The best way to know the self is feeling oneself at the moments of reckoning. The feeling of being alone, just with your senses, may lead you to think more consciously. More and more of such moments may sensitize ‘you towards you’, towards others. We become regular with introspection and retrospection. We get ‘the’ gradual connect to the higher self we may name Spirituality or God or just a Humane Conscious. We tend to get a rhythm again in life. We need to learn the art of being lonely in crowd while being part of the crowd. A multitude of loneliness in mosaic of relations! One needs to feel it severally, with conscience, before making it a way of life. One needs to live several such lonely moments. One needs to live severallyalone.

Friday 21 August 2009



Jumping into the Ganges water near the edge in the ashes to get some mints – a common scene at both cremation ghats of Banaras, Manikarnika and Harishchandra. A sheer contradistinction to the wave of spiritual awakening that engulfs one while sitting on those steps watching the total physical annihilation of a life that roamed across somewhere here and there. The ‘wave of irrelevance’ that makes everything seem illusionary that I mentioned in my last write up on ghats of Banaras has yet another ‘then and there’ paradox apart from many other material and worldly obligations. After all the flesh reincarnation is supposed to transcend, if at all, experiencing hues of trivialities and necessities of the existence here.

The boys care for nothing for they belong to the section of our society that is entitled to carry out cremation activities. They are known as ‘Dom’. They have their own lifestyle and culture typical to the work they carry out. Their cultural patron ‘Dom Raja’ is considered as important as the ‘Kashi Naresh’ for certain traditions and customs of the city. I will come to that later on.

So the jumping boys care for nothing, be it the scene of cremating bodies, cries of relatives, be it sun in the sky or the pouring rains on the ground, or be it ashes mixed filthy water. They get it from their upbringing as it survives on demise. These ghat dwellers do react like others on demise but for the routine day and the days of their lives, their stiffness in handling their work baffles and so creates the dilemma of presence and demise. Demise is the primary road to their livelihoods and the regular contact to the scene probably makes them much more insular to thoughts of empathy. And, it is a must for them to go. Those boys just jump regularly into the Ganges water at these ghats. The number and frequency increase when some more ash is added to the upstream water for the soul to get the ultimate peace.

While the boys jump everytime to get the possible ultimate deal. Normally, the ornaments that are their on a body, are left as such. So they try to catch a bounty when any of them gets a hold on any moulded precious metal from the ashes gone deep down the descending steps.
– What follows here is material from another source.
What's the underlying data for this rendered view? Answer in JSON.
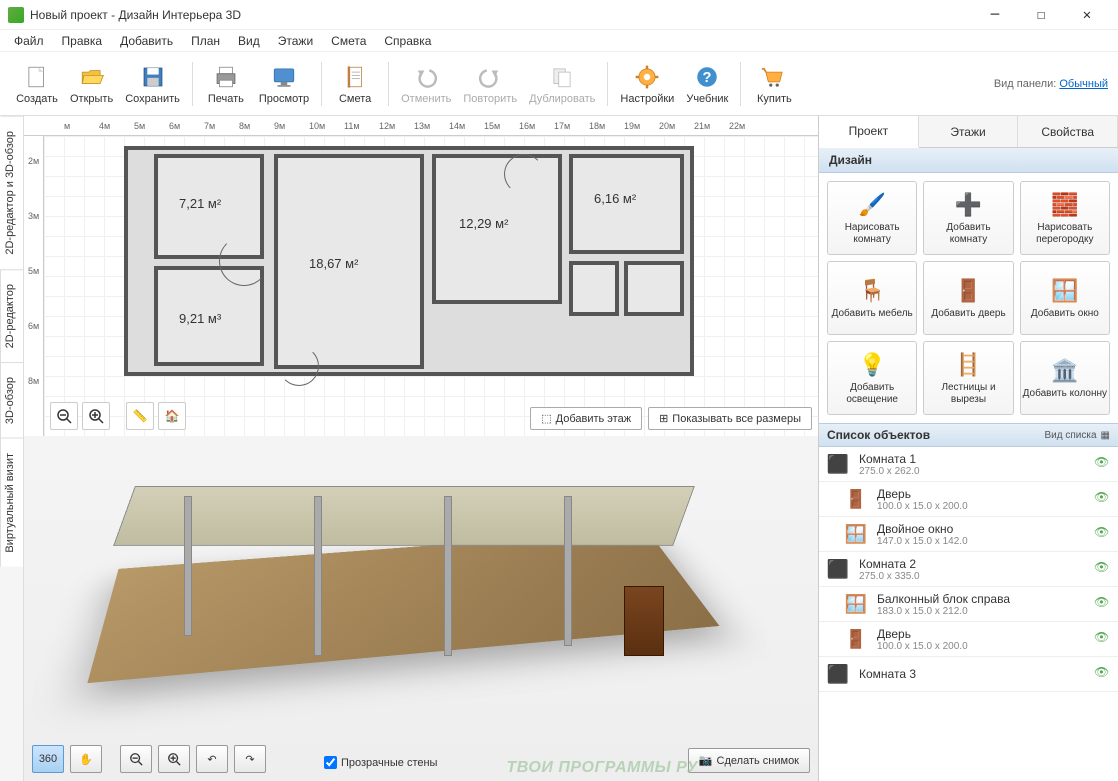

For them the material worth of body is important even after the demise. For relatives, this material worth belonging to that person has no relevance for the time being. During those moments, some feel dejected, disillusioned, disinherited and detached while some like these ghat dwellers find supporting moments for their lives.

Probably this ‘paradox of proximity’ is inherent to the human evolution of super-sense and sub-sense perceptions, something beyond our somatosensory modalities and we seldom go to that required threshold of standard introspection while we are sitting at any of these two ghats and once we are off it. This paradox of behaviour, of ghat dwellers and visitors, acts as a factor in bringing the visitors out of that momentary detachment, when they feel lost sitting on those steps. But do they realize it? No. And they need not. It has been framed like this only. The fulcrums represented by dwellers of these ghats and their subjects represent a spiritual dilemma. The mysticism of this dilemma has a connotation that most of us feel to understand.

Simultaneous existence of the fulcrum of life and the fulcrum of demise at these ghats tells us to introspect. An introspection towards a spiritual mysticism. It tells us to find the mystic in us to align our sensory priorities to construct and deconstruct the moments that we already have lived on. We do it for a bit while sitting on those steps but then we are brought back. Once we are off of the ghat presence, we totally forget that awakening. Here we fail to go on the introspection that may lead us to relive a rejuvenated life. The understanding and learning of character of detachment of a person while sitting at any of these ghats and the ghat dwellers who are born and brought up there is probably the greatest spiritual dilemma and represents the ‘mystic of the existence and annihilation’.